Which lines of the records contain the word "border"? Show each of them.

- [Supplied material]
<<<<
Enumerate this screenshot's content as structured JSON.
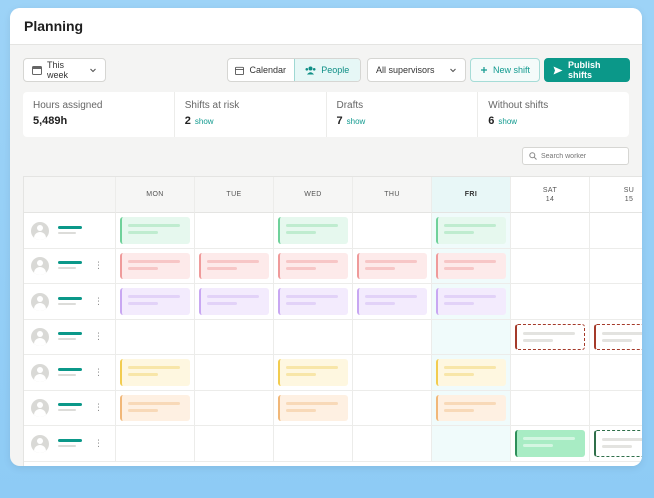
{
  "app": {
    "title": "Planning"
  },
  "toolbar": {
    "week_label": "This week",
    "calendar_label": "Calendar",
    "people_label": "People",
    "supervisor_label": "All supervisors",
    "new_shift_label": "New shift",
    "publish_label": "Publish shifts"
  },
  "stats": [
    {
      "label": "Hours assigned",
      "value": "5,489h",
      "link": ""
    },
    {
      "label": "Shifts at risk",
      "value": "2",
      "link": "show"
    },
    {
      "label": "Drafts",
      "value": "7",
      "link": "show"
    },
    {
      "label": "Without shifts",
      "value": "6",
      "link": "show"
    }
  ],
  "search": {
    "placeholder": "Search worker"
  },
  "days": [
    {
      "label": "MON",
      "num": "",
      "today": false,
      "weekend": false
    },
    {
      "label": "TUE",
      "num": "",
      "today": false,
      "weekend": false
    },
    {
      "label": "WED",
      "num": "",
      "today": false,
      "weekend": false
    },
    {
      "label": "THU",
      "num": "",
      "today": false,
      "weekend": false
    },
    {
      "label": "FRI",
      "num": "",
      "today": true,
      "weekend": false
    },
    {
      "label": "SAT",
      "num": "14",
      "today": false,
      "weekend": true
    },
    {
      "label": "SU",
      "num": "15",
      "today": false,
      "weekend": true
    }
  ],
  "colors": {
    "green": {
      "bg": "#e6f8ee",
      "border": "#6fd19a",
      "line": "#bfeccf"
    },
    "red": {
      "bg": "#fdeaea",
      "border": "#ef9a9a",
      "line": "#f7c6c6"
    },
    "purple": {
      "bg": "#f3ebfd",
      "border": "#c8a7f2",
      "line": "#e2d2f8"
    },
    "yellow": {
      "bg": "#fef7e0",
      "border": "#f2cc4f",
      "line": "#f8e6a8"
    },
    "orange": {
      "bg": "#fef0e2",
      "border": "#f1b778",
      "line": "#f8d9b8"
    },
    "risk": {
      "bg": "#ffffff",
      "border": "#a53a2a",
      "line": "#e3e3e0"
    },
    "solid": {
      "bg": "#a8ecc4",
      "border": "#2f8f5a",
      "line": "#d4f6e2"
    },
    "solid_dash": {
      "bg": "#ffffff",
      "border": "#2f6f4a",
      "line": "#e3e3e0"
    }
  },
  "rows": [
    {
      "kebab": false,
      "shifts": [
        [
          "green",
          0
        ],
        [
          "green",
          2
        ],
        [
          "green",
          4
        ]
      ]
    },
    {
      "kebab": true,
      "shifts": [
        [
          "red",
          0
        ],
        [
          "red",
          1
        ],
        [
          "red",
          2
        ],
        [
          "red",
          3
        ],
        [
          "red",
          4
        ]
      ]
    },
    {
      "kebab": true,
      "shifts": [
        [
          "purple",
          0
        ],
        [
          "purple",
          1
        ],
        [
          "purple",
          2
        ],
        [
          "purple",
          3
        ],
        [
          "purple",
          4
        ]
      ]
    },
    {
      "kebab": true,
      "shifts": [
        [
          "risk",
          5
        ],
        [
          "risk",
          6
        ]
      ]
    },
    {
      "kebab": true,
      "shifts": [
        [
          "yellow",
          0
        ],
        [
          "yellow",
          2
        ],
        [
          "yellow",
          4
        ]
      ]
    },
    {
      "kebab": true,
      "shifts": [
        [
          "orange",
          0
        ],
        [
          "orange",
          2
        ],
        [
          "orange",
          4
        ]
      ]
    },
    {
      "kebab": true,
      "shifts": [
        [
          "solid",
          5
        ],
        [
          "solid_dash",
          6
        ]
      ]
    }
  ]
}
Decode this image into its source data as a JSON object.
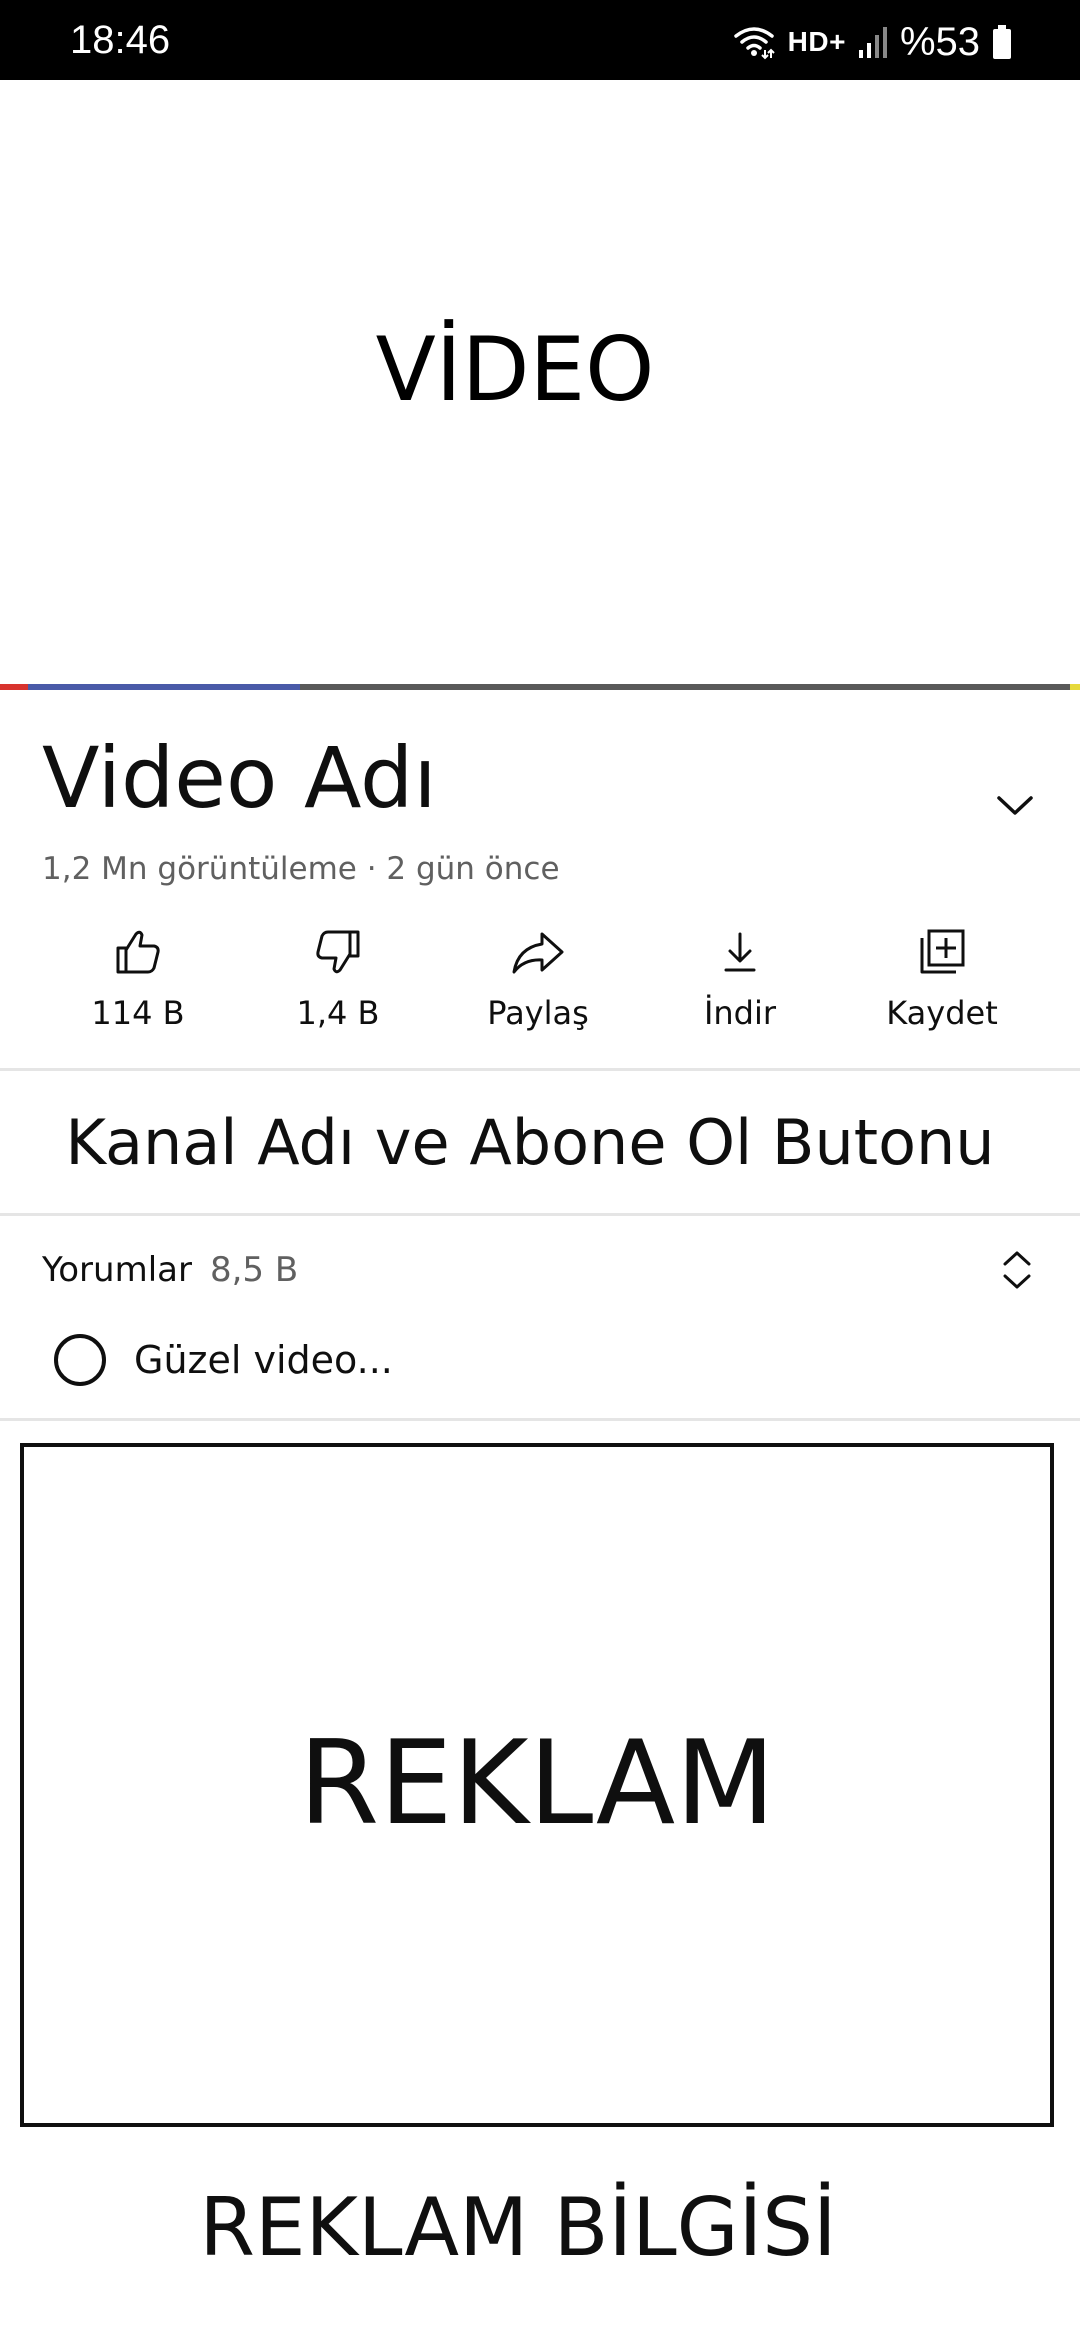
{
  "status_bar": {
    "time": "18:46",
    "network": "HD+",
    "battery": "%53",
    "icons": [
      "wifi-icon",
      "signal-icon",
      "battery-icon"
    ]
  },
  "video": {
    "placeholder": "VİDEO",
    "colors": {
      "played": "#d8332e",
      "buffered": "#4a5aa8",
      "track": "#595959",
      "marker": "#e6d93b"
    }
  },
  "details": {
    "title": "Video Adı",
    "meta": "1,2 Mn görüntüleme · 2 gün önce"
  },
  "actions": [
    {
      "icon": "thumbs-up-icon",
      "label": "114 B"
    },
    {
      "icon": "thumbs-down-icon",
      "label": "1,4 B"
    },
    {
      "icon": "share-icon",
      "label": "Paylaş"
    },
    {
      "icon": "download-icon",
      "label": "İndir"
    },
    {
      "icon": "save-playlist-icon",
      "label": "Kaydet"
    }
  ],
  "channel": {
    "placeholder": "Kanal Adı ve Abone Ol Butonu"
  },
  "comments": {
    "heading": "Yorumlar",
    "count": "8,5 B",
    "preview": "Güzel video..."
  },
  "ad": {
    "placeholder": "REKLAM",
    "info": "REKLAM BİLGİSİ"
  }
}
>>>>
- [Result]
      "border": "#6fd19a",
      "border": "#ef9a9a",
      "border": "#c8a7f2",
      "border": "#f2cc4f",
      "border": "#f1b778",
      "border": "#a53a2a",
      "border": "#2f8f5a",
      "border": "#2f6f4a",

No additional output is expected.